Sunday, October 27, 2013

Upstairs at Elm Springs, Columbia, TN (3 of 3)

Some of the furniture originally given to Sarah by her brother Nathaniel in 1838 still resides in the home.
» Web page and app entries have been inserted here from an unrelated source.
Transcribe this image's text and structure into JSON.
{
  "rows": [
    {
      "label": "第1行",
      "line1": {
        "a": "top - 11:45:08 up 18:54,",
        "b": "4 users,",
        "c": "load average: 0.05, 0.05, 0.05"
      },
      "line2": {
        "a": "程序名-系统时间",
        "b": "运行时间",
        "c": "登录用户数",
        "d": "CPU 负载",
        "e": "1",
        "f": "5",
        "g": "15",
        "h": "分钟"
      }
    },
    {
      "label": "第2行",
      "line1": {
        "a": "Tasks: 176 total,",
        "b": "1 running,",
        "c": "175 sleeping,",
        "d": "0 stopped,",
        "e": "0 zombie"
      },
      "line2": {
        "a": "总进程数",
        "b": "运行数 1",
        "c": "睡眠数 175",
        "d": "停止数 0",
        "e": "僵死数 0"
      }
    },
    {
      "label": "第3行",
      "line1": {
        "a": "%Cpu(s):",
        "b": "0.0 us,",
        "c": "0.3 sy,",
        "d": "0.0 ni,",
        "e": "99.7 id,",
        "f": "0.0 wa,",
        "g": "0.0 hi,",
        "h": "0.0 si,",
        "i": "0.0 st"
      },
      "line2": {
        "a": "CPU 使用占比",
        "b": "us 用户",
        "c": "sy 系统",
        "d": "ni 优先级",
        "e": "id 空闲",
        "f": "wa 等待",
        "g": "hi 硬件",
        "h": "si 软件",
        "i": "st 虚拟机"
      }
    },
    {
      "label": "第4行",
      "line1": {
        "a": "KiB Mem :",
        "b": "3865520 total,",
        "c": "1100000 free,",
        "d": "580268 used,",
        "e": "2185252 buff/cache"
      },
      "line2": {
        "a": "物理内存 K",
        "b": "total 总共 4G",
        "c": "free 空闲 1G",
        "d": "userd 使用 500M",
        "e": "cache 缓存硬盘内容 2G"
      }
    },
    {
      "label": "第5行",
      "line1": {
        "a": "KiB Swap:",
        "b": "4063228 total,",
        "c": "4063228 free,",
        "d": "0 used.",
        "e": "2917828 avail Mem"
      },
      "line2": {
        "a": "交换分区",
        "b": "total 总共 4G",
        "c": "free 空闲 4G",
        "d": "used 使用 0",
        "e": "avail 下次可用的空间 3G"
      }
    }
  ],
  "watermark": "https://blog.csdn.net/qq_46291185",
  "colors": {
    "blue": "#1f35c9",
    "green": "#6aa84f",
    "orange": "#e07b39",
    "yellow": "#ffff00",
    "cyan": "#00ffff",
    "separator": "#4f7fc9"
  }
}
Additionally,  "The house retains its original interior features, including original mantels, the broad main staircase, rear service stairs, pocket doors and other trim.  Most of the floors in the house are original. made of poplar.  Other pieces of the furniture in the house today are original to the Looney family....", this according to, the organization's website.

These features are especially impressive in the upstairs living quarters of the house.  At the top of the grand staircase, you are welcomed into the sitting parlor...

...with an exterior doorway leading to the upstairs balcony, looking across Mooresville Pike to the Fairmount estate.  The families "...were close friends and it is said that on still evenings they could call across to each other by only slightly raising their voices."  This, also according to

The interior doorways leading from this parlor provide access to the bedrooms.

These poplar floors are unequaled by any modern specimen and we owe General Armstrong a debt of gratitude for saving them from the ravages of war.

Don't forget to make Elm Springs a historic destination on your next visit to Middle Tennessee.

Downstairs Tour of Elm Springs, Columbia, TN (2 of 3)

When other large buildings and many fine homes in Maury County were being destroyed by the Union Army prior to the Battle of Franklin (1864), this fantastic home was saved by an alert and loyal female slave and the timely arrival of General Frank Armstrong (CSA).  He and his men were traveling along Mooresville Pike just as the Union soldiers were attempting to set fire to the home.  He sent some troops to drive off the Yankee arsonists and later, after the Battle of Franklin, returned with a wounded comrade (General Brown) who was allowed to recover here.  Upon their departure, Susan Looney gave General Armstrong a decanter to thank him for saving their home.  That decanter has since been returned to the collection at Elm Springs. *

The home is currently a showcase of period furnishings as well as some original pieces surviving the Todd and Looney families' occupancy.  This collection is kept safe under the protective gaze of several notable Southern Generals such as Robert E. Lee and Nathan Bedford Forrest.

Like most homes of the Southern elite at the time, the downstairs was frequently used for dining...

...and entertaining guests.

The gentlemen could retire to this well-appointed study after dinner for drinks and cigars as they discussed the issues of the day.

The design of Elm Springs is said to have been copied from an Italian Villa that the builders, James and Nathaniel Dick, had admired while touring Europe.  The brothers, who operated a successful New Orleans brokerage firm, built this home as a gift for their sister Sarah.  The influence of New Orleans architecture can be seen in these "pocket doors", which are variant of a French design.

A picture is said to be worth a thousand words, but cannot compare to the experience of being there.
To plan your visit and see what the Union soldiers almost destroyed when they attempted to raze the Looney's home in 1864, see the organization's website at

*  Cynthia White, personal communication, 2013.

Elm Springs, Columbia, TN (1 of 3)

When visiting Maury County, Tennessee, this historic home is second only to the Polk House as a "Don't Miss" destination.  More than just a beautifully preserved two-story, pre-war Greek Revival home with an intriguing history, this privately owned southern mansion also serves as the International Headquarters for the Sons of Confederate Veterans and houses their collection of Civil War artifacts.

Although they were kind enough to admit me shortly before closing, I suggest arriving early and allowing at least one hour for the full tour.  For more information on this site, which was placed on the National Register of Historic Places in 1986, I refer the reader to Wikipedia or, better yet, the owner's website at .

Just outside of Columbia, Tennessee on Mooresville Pike, stands this venerable  mansion.

Upon entering, your attention is immediately drawn to this enormous, hand-carved mirror on the left.

Reflected in the mirror is the grand staircase rising graciously to the bedrooms and upstairs parlor.  Seen to the right are the back stairs used by household servants as well as the family's children.  In the closet underneath this back stairway you may yet see the signs of smoke damage where a Union soldier once placed a burning broom in an effort to raze the building prior to the Battle of Franklin.  A trusted female slave is credited with removing the flaming broom before much damage occurred.

To learn more about the history of this fine home, visit